After independence, whether it was in the form of the anti-Sikh riots or recent communal clashes, India has witnessed what is called political extremism. As B. Attremeyer puts it, ‘The political extremism is in many ways expressed by the cluster known as Right Wing authoritarianism.’29 Therefore the need for toleration in the political sphere increases. In today’s emerging order, religions are not a declining factor. So the chances of growing religious fundamentalism is simultaneously not declining. There is an immediate need to stop hegemonisation, specially in terms of religion, and this can only be done when the burden of this task is taken collectively by the state and civil society.
Notes and References
1. Andrew Heywood, Political Ideas and Concepts: An Introduction, Macmillan Press, 1994, pp. 207-9.
3. Peter P. Nicholson in John Horton and Susan Mendus (ed.), Aspects of Toleration: Philosophical Studies, Melhuen and Co., U.S.A, 1975, pp. 138-73.
4. I have read this in Andrew Heywood, Political Ideas and Concepts: An Introduction, Macmillan Press, 1994, pp. 211-13. For an original work, read J.S. Mill, On Liberty (1859).
5. Kymlicka uses culture as synonymous with ‘a nation’ or ‘a people’, that is, an intergenerational community, more or less institutionally complete, occupying a given territory or homeland, sharing a distinct language and history. For details, See Will Kymlicka, Multicultural Citizenship: A Liberal Theory of Minority Rights, Oxford University Press, 1995, pp 10-18.

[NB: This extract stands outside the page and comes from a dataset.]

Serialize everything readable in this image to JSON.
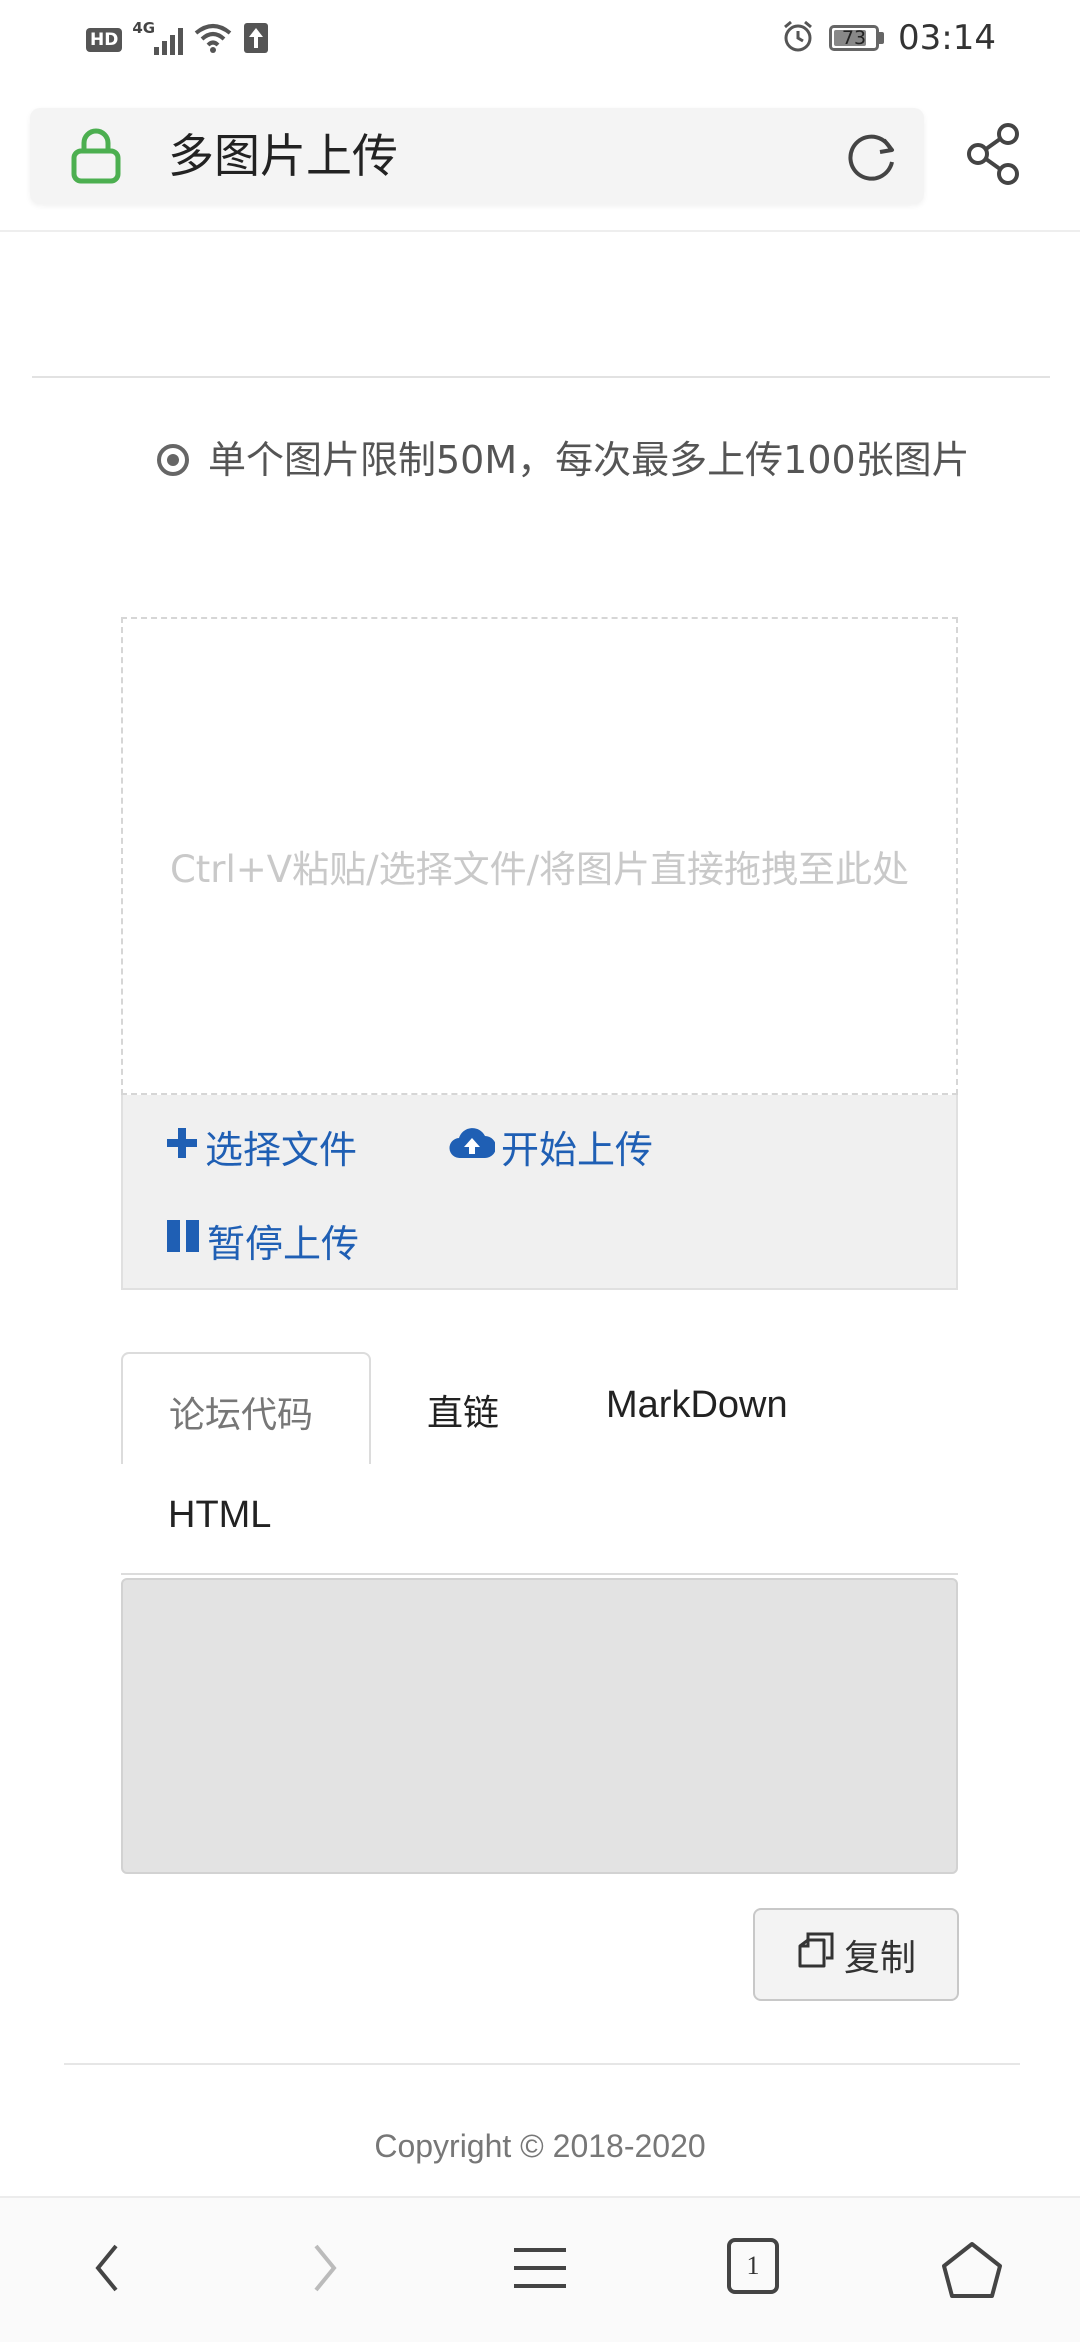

6. He is in favour of group-specific rights, which he terms as ‘polyethnic rights’. These rights are intended to help ethnic groups and religious minorities to express their cultural particularity and pride without it hampering their success in the economic and political institutions of a dominant society, ibid., p. 31.
7. Ibid., chapter 8, Toleration and Its Limits, pp. 152-72.

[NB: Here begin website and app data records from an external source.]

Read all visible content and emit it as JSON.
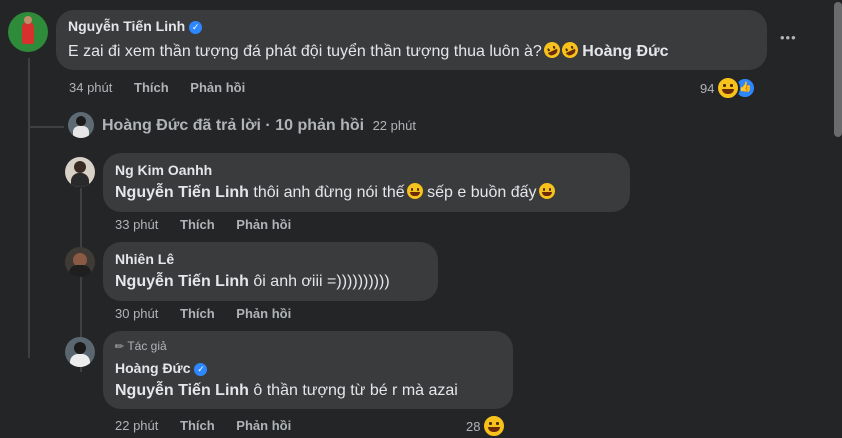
{
  "comment": {
    "author": "Nguyễn Tiến Linh",
    "verified_mark": "✓",
    "text": "E zai đi xem thần tượng đá phát đội tuyển thần tượng thua luôn à?",
    "mention": "Hoàng Đức",
    "time": "34 phút",
    "like_label": "Thích",
    "reply_label": "Phản hồi",
    "reaction_count": "94",
    "more_icon": "•••"
  },
  "reply_summary": {
    "text": "Hoàng Đức đã trả lời · 10 phản hồi",
    "time": "22 phút"
  },
  "replies": [
    {
      "author": "Ng Kim Oanhh",
      "mention": "Nguyễn Tiến Linh",
      "text_part1": "thôi anh đừng nói thế",
      "text_part2": "sếp e buồn đấy",
      "time": "33 phút",
      "like_label": "Thích",
      "reply_label": "Phản hồi"
    },
    {
      "author": "Nhiên Lê",
      "mention": "Nguyễn Tiến Linh",
      "text": "ôi anh ơiii =))))))))))",
      "time": "30 phút",
      "like_label": "Thích",
      "reply_label": "Phản hồi"
    },
    {
      "author_badge": "Tác giả",
      "author": "Hoàng Đức",
      "verified_mark": "✓",
      "mention": "Nguyễn Tiến Linh",
      "text": "ô thần tượng từ bé r mà azai",
      "time": "22 phút",
      "like_label": "Thích",
      "reply_label": "Phản hồi",
      "reaction_count": "28"
    }
  ],
  "colors": {
    "background": "#242526",
    "bubble": "#3a3b3c",
    "text_primary": "#e4e6eb",
    "text_secondary": "#b0b3b8",
    "verified_blue": "#2d88ff"
  }
}
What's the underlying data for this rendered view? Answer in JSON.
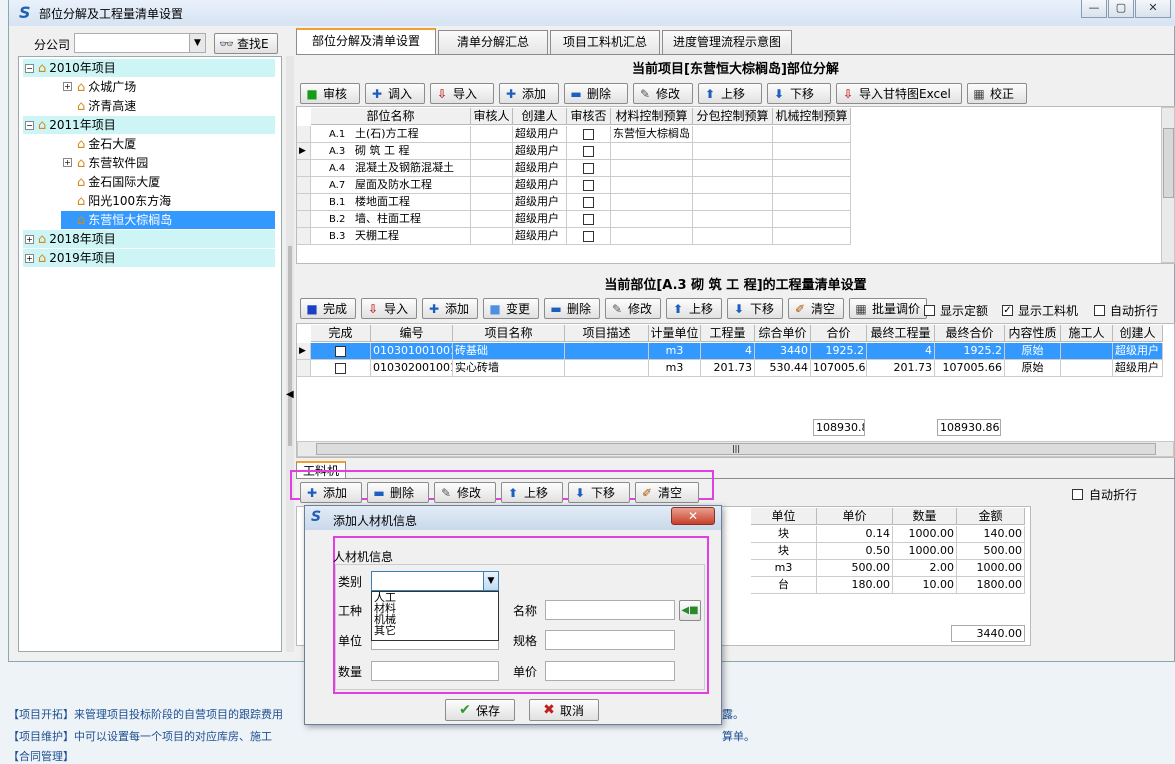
{
  "window": {
    "title": "部位分解及工程量清单设置"
  },
  "left": {
    "company_label": "分公司",
    "search_button": "查找E",
    "tree": [
      {
        "label": "2010年项目",
        "level": 0,
        "expanded": true,
        "highlight": true
      },
      {
        "label": "众城广场",
        "level": 1,
        "expand": true
      },
      {
        "label": "济青高速",
        "level": 1
      },
      {
        "label": "2011年项目",
        "level": 0,
        "expanded": true,
        "highlight": true
      },
      {
        "label": "金石大厦",
        "level": 1
      },
      {
        "label": "东营软件园",
        "level": 1,
        "expand": true
      },
      {
        "label": "金石国际大厦",
        "level": 1
      },
      {
        "label": "阳光100东方海",
        "level": 1
      },
      {
        "label": "东营恒大棕榈岛",
        "level": 1,
        "selected": true
      },
      {
        "label": "2018年项目",
        "level": 0,
        "highlight": true
      },
      {
        "label": "2019年项目",
        "level": 0,
        "highlight": true
      }
    ]
  },
  "tabs": [
    "部位分解及清单设置",
    "清单分解汇总",
    "项目工料机汇总",
    "进度管理流程示意图"
  ],
  "section1": {
    "title": "当前项目[东营恒大棕榈岛]部位分解",
    "buttons": [
      "审核",
      "调入",
      "导入",
      "添加",
      "删除",
      "修改",
      "上移",
      "下移",
      "导入甘特图Excel",
      "校正"
    ],
    "headers": [
      "部位名称",
      "审核人",
      "创建人",
      "审核否",
      "材料控制预算",
      "分包控制预算",
      "机械控制预算"
    ],
    "rows": [
      {
        "code": "A.1",
        "name": "土(石)方工程",
        "creator": "超级用户",
        "material": "东营恒大棕榈岛"
      },
      {
        "code": "A.3",
        "name": "砌 筑 工 程",
        "creator": "超级用户",
        "material": ""
      },
      {
        "code": "A.4",
        "name": "混凝土及钢筋混凝土",
        "creator": "超级用户",
        "material": ""
      },
      {
        "code": "A.7",
        "name": "屋面及防水工程",
        "creator": "超级用户",
        "material": ""
      },
      {
        "code": "B.1",
        "name": "楼地面工程",
        "creator": "超级用户",
        "material": ""
      },
      {
        "code": "B.2",
        "name": "墙、柱面工程",
        "creator": "超级用户",
        "material": ""
      },
      {
        "code": "B.3",
        "name": "天棚工程",
        "creator": "超级用户",
        "material": ""
      }
    ]
  },
  "section2": {
    "title": "当前部位[A.3   砌 筑 工 程]的工程量清单设置",
    "buttons": [
      "完成",
      "导入",
      "添加",
      "变更",
      "删除",
      "修改",
      "上移",
      "下移",
      "清空",
      "批量调价"
    ],
    "checks": [
      {
        "label": "显示定额",
        "checked": false
      },
      {
        "label": "显示工料机",
        "checked": true
      },
      {
        "label": "自动折行",
        "checked": false
      }
    ],
    "headers": [
      "完成",
      "编号",
      "项目名称",
      "项目描述",
      "计量单位",
      "工程量",
      "综合单价",
      "合价",
      "最终工程量",
      "最终合价",
      "内容性质",
      "施工人",
      "创建人"
    ],
    "rows": [
      {
        "code": "010301001001",
        "name": "砖基础",
        "unit": "m3",
        "qty": "4",
        "price": "3440",
        "total": "1925.2",
        "fqty": "4",
        "ftotal": "1925.2",
        "nature": "原始",
        "creator": "超级用户",
        "selected": true
      },
      {
        "code": "010302001001",
        "name": "实心砖墙",
        "unit": "m3",
        "qty": "201.73",
        "price": "530.44",
        "total": "107005.66",
        "fqty": "201.73",
        "ftotal": "107005.66",
        "nature": "原始",
        "creator": "超级用户"
      }
    ],
    "sum_total": "108930.8",
    "sum_ftotal": "108930.86"
  },
  "section3": {
    "tab": "工料机",
    "buttons": [
      "添加",
      "删除",
      "修改",
      "上移",
      "下移",
      "清空"
    ],
    "autowrap": "自动折行",
    "headers": [
      "单位",
      "单价",
      "数量",
      "金额"
    ],
    "rows": [
      {
        "unit": "块",
        "price": "0.14",
        "qty": "1000.00",
        "amount": "140.00"
      },
      {
        "unit": "块",
        "price": "0.50",
        "qty": "1000.00",
        "amount": "500.00"
      },
      {
        "unit": "m3",
        "price": "500.00",
        "qty": "2.00",
        "amount": "1000.00"
      },
      {
        "unit": "台",
        "price": "180.00",
        "qty": "10.00",
        "amount": "1800.00"
      }
    ],
    "total": "3440.00"
  },
  "dialog": {
    "title": "添加人材机信息",
    "group": "人材机信息",
    "category_label": "类别",
    "category_value": "",
    "options": [
      "人工",
      "材料",
      "机械",
      "其它"
    ],
    "worktype_label": "工种",
    "name_label": "名称",
    "unit_label": "单位",
    "spec_label": "规格",
    "qty_label": "数量",
    "price_label": "单价",
    "save": "保存",
    "cancel": "取消"
  },
  "info": [
    "【项目开拓】来管理项目投标阶段的自营项目的跟踪费用",
    "【项目维护】中可以设置每一个项目的对应库房、施工",
    "【合同管理】"
  ],
  "info_right": [
    "露。",
    "算单。"
  ]
}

8. P.C. Chatterji, Secular Values for Secular India, Manohar, 1995, pp. 244-55 For more on Kant’s moral law see T.K. Abbott, Fundamental Principles of the Metaphysics of Ethics, Longman, 1953.
12. John Rawls, A Theory of Justice, Oxford, 1972, p. 34.
13. Melissa S. Williams in Avigail Eisenberg and Jeff Spinner Halev (ed.), Minorities within Minorities— Equality, Rights and Diversity, Cambridge University Press, 2005, p. 28.
14. For details see S. Freud, A Religious Experience-Psychological Works of Sigmund Freud, London, Hagarth Press, 1961.
15. Harnik Deol, Religion and Nationalism in India—The Case of the Punjab, Routledge, 2000, pp. 40-1.
16. Edict XII of Ashoka (it’s on toleration).
17. Romila Thapar, Asoka and Decline of the Mauryas, Delhi, Oxford University Press, 1997, p. 163.
18. As cited in Amartya Sen, The Argumentative Indian, Penguin, England, 2005, p.18.
19. G.J. Jacobson, The Wheel of Law: India’s Secularism in Comparative Constitutional Context, Princeton University Press, 2003, p. 23.
20. Gurpreet Mahajan in Avigail Eisenberg and Jeff Spinner Halev (ed.), op. cit., p. 17.
21. Ibid, p. 97-9.
22. D.E. Smith, India as a Secular State, Oxford University Press, 1964, p. 150.
23. For details on Fundamental Rights, read D.D. Basu, Introduction to the Constitution of India, Wadhwa, Nagpur, 2003.
24. The idea of group-specific rights can challenge single citizenship but this must be seen as an arrangement of the Constitution to deal with heterogeneity in India.
25. G.J. Jacobson, op. cit., p. 147.
28. B. Attremeyer in the Authoritarian Spectre, Harvard University Press, Cambridge, 1996, p. 35.
The author belongs to the faculty of Department of Political Science, Miranda House, Delhi University.